Decades of research provide rich knowledge about the nature of creative potential (e.g., personality, motivation, and cognitive abilities predicting creativity) and creative products. However, the process between generating creative ideas and actualizing these ideas in creative products is less well understood. In this chapter, we argue that the success of transforming creative ideas into accomplishments substantially depends on effective self-regulation processes. We adapt and extend social psychological research on self-regulation and define two broad groups of self-regulation processes in creativity: (1) revising and re-strategizing (including regulating process expectations, adjusting approach, and managing ambitious goals/embracing risk), and (2) sustaining and maintaining effort (including planning and organization strategies, persistence in the face of obstacles, and managing emotions). We conclude the chapter by discussing future directions in the study of self-regulation in the creative process.
How do high school students approach academic and creative challenges?

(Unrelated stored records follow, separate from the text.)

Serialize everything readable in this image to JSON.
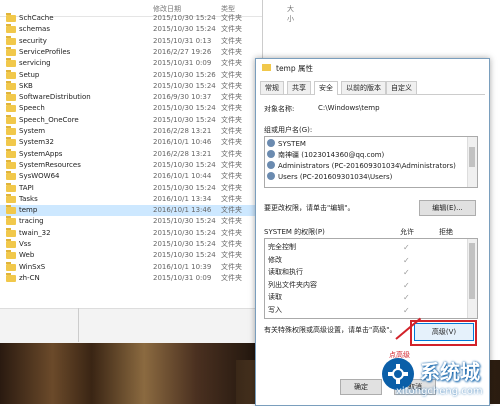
{
  "columns": {
    "date": "修改日期",
    "type": "类型",
    "size": "大小"
  },
  "files": [
    {
      "name": "SchCache",
      "date": "2015/10/30 15:24",
      "type": "文件夹"
    },
    {
      "name": "schemas",
      "date": "2015/10/30 15:24",
      "type": "文件夹"
    },
    {
      "name": "security",
      "date": "2015/10/31 0:13",
      "type": "文件夹"
    },
    {
      "name": "ServiceProfiles",
      "date": "2016/2/27 19:26",
      "type": "文件夹"
    },
    {
      "name": "servicing",
      "date": "2015/10/31 0:09",
      "type": "文件夹"
    },
    {
      "name": "Setup",
      "date": "2015/10/30 15:26",
      "type": "文件夹"
    },
    {
      "name": "SKB",
      "date": "2015/10/30 15:24",
      "type": "文件夹"
    },
    {
      "name": "SoftwareDistribution",
      "date": "2016/9/30 10:37",
      "type": "文件夹"
    },
    {
      "name": "Speech",
      "date": "2015/10/30 15:24",
      "type": "文件夹"
    },
    {
      "name": "Speech_OneCore",
      "date": "2015/10/30 15:24",
      "type": "文件夹"
    },
    {
      "name": "System",
      "date": "2016/2/28 13:21",
      "type": "文件夹"
    },
    {
      "name": "System32",
      "date": "2016/10/1 10:46",
      "type": "文件夹"
    },
    {
      "name": "SystemApps",
      "date": "2016/2/28 13:21",
      "type": "文件夹"
    },
    {
      "name": "SystemResources",
      "date": "2015/10/30 15:24",
      "type": "文件夹"
    },
    {
      "name": "SysWOW64",
      "date": "2016/10/1 10:44",
      "type": "文件夹"
    },
    {
      "name": "TAPI",
      "date": "2015/10/30 15:24",
      "type": "文件夹"
    },
    {
      "name": "Tasks",
      "date": "2016/10/1 13:34",
      "type": "文件夹"
    },
    {
      "name": "temp",
      "date": "2016/10/1 13:46",
      "type": "文件夹",
      "selected": true
    },
    {
      "name": "tracing",
      "date": "2015/10/30 15:24",
      "type": "文件夹"
    },
    {
      "name": "twain_32",
      "date": "2015/10/30 15:24",
      "type": "文件夹"
    },
    {
      "name": "Vss",
      "date": "2015/10/30 15:24",
      "type": "文件夹"
    },
    {
      "name": "Web",
      "date": "2015/10/30 15:24",
      "type": "文件夹"
    },
    {
      "name": "WinSxS",
      "date": "2016/10/1 10:39",
      "type": "文件夹"
    },
    {
      "name": "zh-CN",
      "date": "2015/10/31 0:09",
      "type": "文件夹"
    }
  ],
  "dialog": {
    "title": "temp 属性",
    "tabs": [
      "常规",
      "共享",
      "安全",
      "以前的版本",
      "自定义"
    ],
    "active_tab": 2,
    "object_label": "对象名称:",
    "object_value": "C:\\Windows\\temp",
    "group_label": "组或用户名(G):",
    "users": [
      "SYSTEM",
      "南神疆 (1023014360@qq.com)",
      "Administrators (PC-201609301034\\Administrators)",
      "Users (PC-201609301034\\Users)"
    ],
    "change_perm_text": "要更改权限，请单击\"编辑\"。",
    "edit_button": "编辑(E)...",
    "perm_header": "SYSTEM 的权限(P)",
    "allow": "允许",
    "deny": "拒绝",
    "permissions": [
      "完全控制",
      "修改",
      "读取和执行",
      "列出文件夹内容",
      "读取",
      "写入"
    ],
    "special_text": "有关特殊权限或高级设置，请单击\"高级\"。",
    "advanced_button": "高级(V)",
    "ok_button": "确定",
    "cancel_button": "取消"
  },
  "annotation": "点高级",
  "watermark": {
    "brand": "系统城",
    "url": "xitongcheng.com",
    "color": "#0b5fa8"
  }
}
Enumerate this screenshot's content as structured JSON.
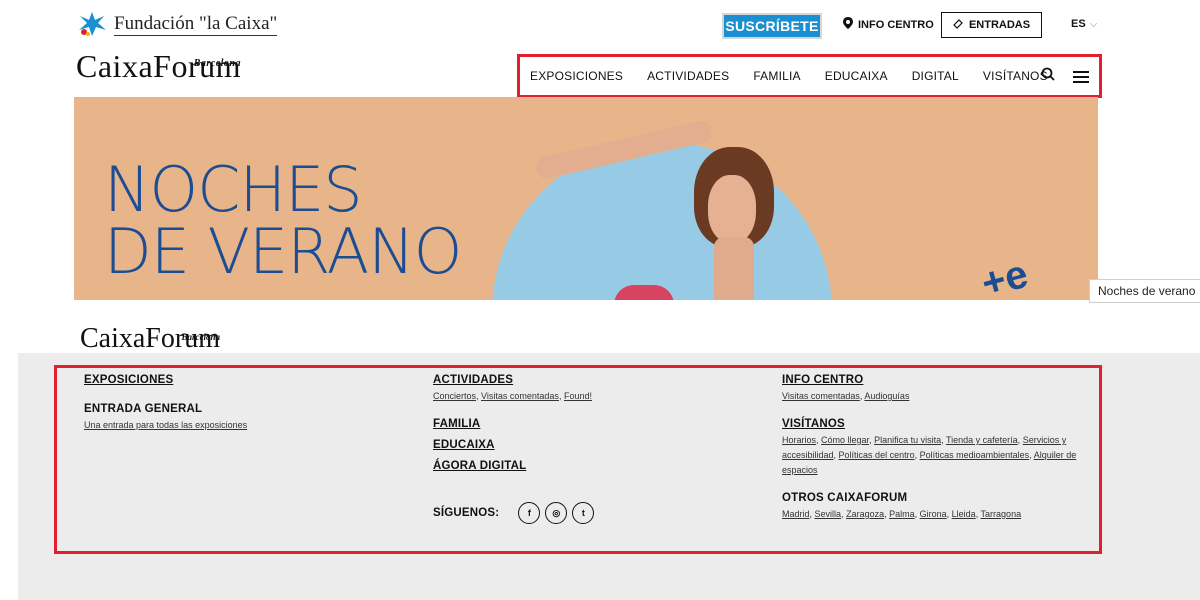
{
  "header": {
    "fundacion_logo_text": "Fundación \"la Caixa\"",
    "brand": "CaixaForum",
    "brand_city": "Barcelona",
    "subscribe_label": "SUSCRÍBETE",
    "info_centro_label": "INFO CENTRO",
    "entradas_label": "ENTRADAS",
    "language": "ES",
    "brand_color": "#1a8fd1",
    "highlight_color": "#e0202e"
  },
  "nav": {
    "items": [
      "EXPOSICIONES",
      "ACTIVIDADES",
      "FAMILIA",
      "EDUCAIXA",
      "DIGITAL",
      "VISÍTANOS"
    ],
    "icons": [
      "search-icon",
      "menu-icon"
    ]
  },
  "hero": {
    "title_line1": "NOCHES",
    "title_line2": "DE VERANO",
    "tooltip": "Noches de verano",
    "title_color": "#1c4d93",
    "background": "#e8b58a"
  },
  "footer_logo": {
    "brand": "CaixaForum",
    "city": "Barcelona"
  },
  "footer": {
    "col1": {
      "heading": "EXPOSICIONES",
      "sub_heading": "ENTRADA GENERAL",
      "sub_link": "Una entrada para todas las exposiciones"
    },
    "col2": {
      "actividades": "ACTIVIDADES",
      "actividades_links": [
        "Conciertos",
        "Visitas comentadas",
        "Found!"
      ],
      "familia": "FAMILIA",
      "educaixa": "EDUCAIXA",
      "agora": "ÁGORA DIGITAL",
      "siguenos": "SÍGUENOS:",
      "social": [
        "f",
        "◎",
        "t"
      ]
    },
    "col3": {
      "info_centro": "INFO CENTRO",
      "info_links": [
        "Visitas comentadas",
        "Audioguías"
      ],
      "visitanos": "VISÍTANOS",
      "visitanos_links": [
        "Horarios",
        "Cómo llegar",
        "Planifica tu visita",
        "Tienda y cafetería",
        "Servicios y accesibilidad",
        "Políticas del centro",
        "Políticas medioambientales",
        "Alquiler de espacios"
      ],
      "otros": "OTROS CAIXAFORUM",
      "otros_links": [
        "Madrid",
        "Sevilla",
        "Zaragoza",
        "Palma",
        "Girona",
        "Lleida",
        "Tarragona"
      ]
    }
  }
}
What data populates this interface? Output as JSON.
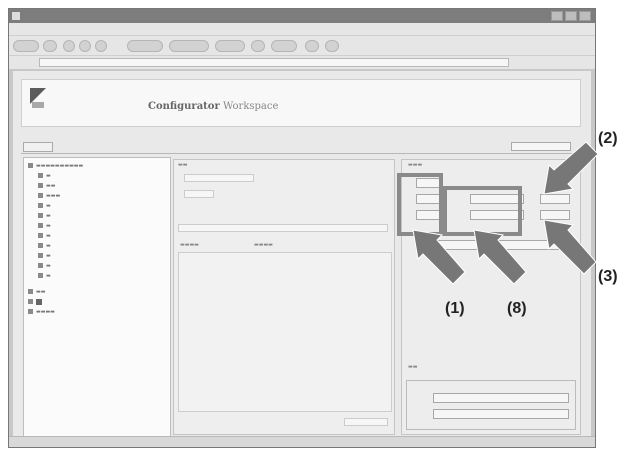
{
  "window": {
    "title": "",
    "menu": [
      "",
      "",
      "",
      "",
      "",
      ""
    ]
  },
  "address": {
    "value": ""
  },
  "banner": {
    "brand_bold": "Configurator",
    "brand_rest": "Workspace"
  },
  "tab": {
    "label": ""
  },
  "filter": {
    "label": ""
  },
  "tree": {
    "selected_label": ""
  },
  "status": {
    "left": "",
    "right": ""
  },
  "callouts": {
    "one": "(1)",
    "two": "(2)",
    "three": "(3)",
    "eight": "(8)"
  },
  "colors": {
    "highlight": "#8a8a8a",
    "arrow": "#777777"
  }
}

This study compares the content of academic and creative challenges for 190 high school students, and examines students’ intentions to persist. Students reported experiencing academic and creative challenges in different areas: academic challenges were described primarily in math/science and English, with themes related to time management and striving to improve, while creative challenges were described overwhelmingly in art and music and concerned problem solving difficulties. Students reported more interest and intention to persist in the creative than academic challenges. Interest was the strongest predictor of persistence across both academic and creative challenges. The divergent perceptions of creative and academic challenges suggest that capitalizing on the creative elements of academic assignments could boost student interest and subsequent persistence.
We examined the predictive power of 2 different conceptualizations of passion and persistence in relation
to creative behavior. Specifically, we examined predictive power of the self-reported grit subscales
(defined as a combination of passion/consistency of interests and perseverance) and teacher-reported
passion and persistence (based on lay definitions of these constructs). In 3 studies of college and high
school students, self-reported passion/consistency of interests and perseverance (grit subscales) did not
predict creative behavior and achievement. Openness to Experience (Studies 1–3) and teacher nominations
of passion and persistence predicted creativity (Study 3). Finally, we found support that teacher nominated
passion and persistence remained significant predictors of creativity above the Big Five personality traits.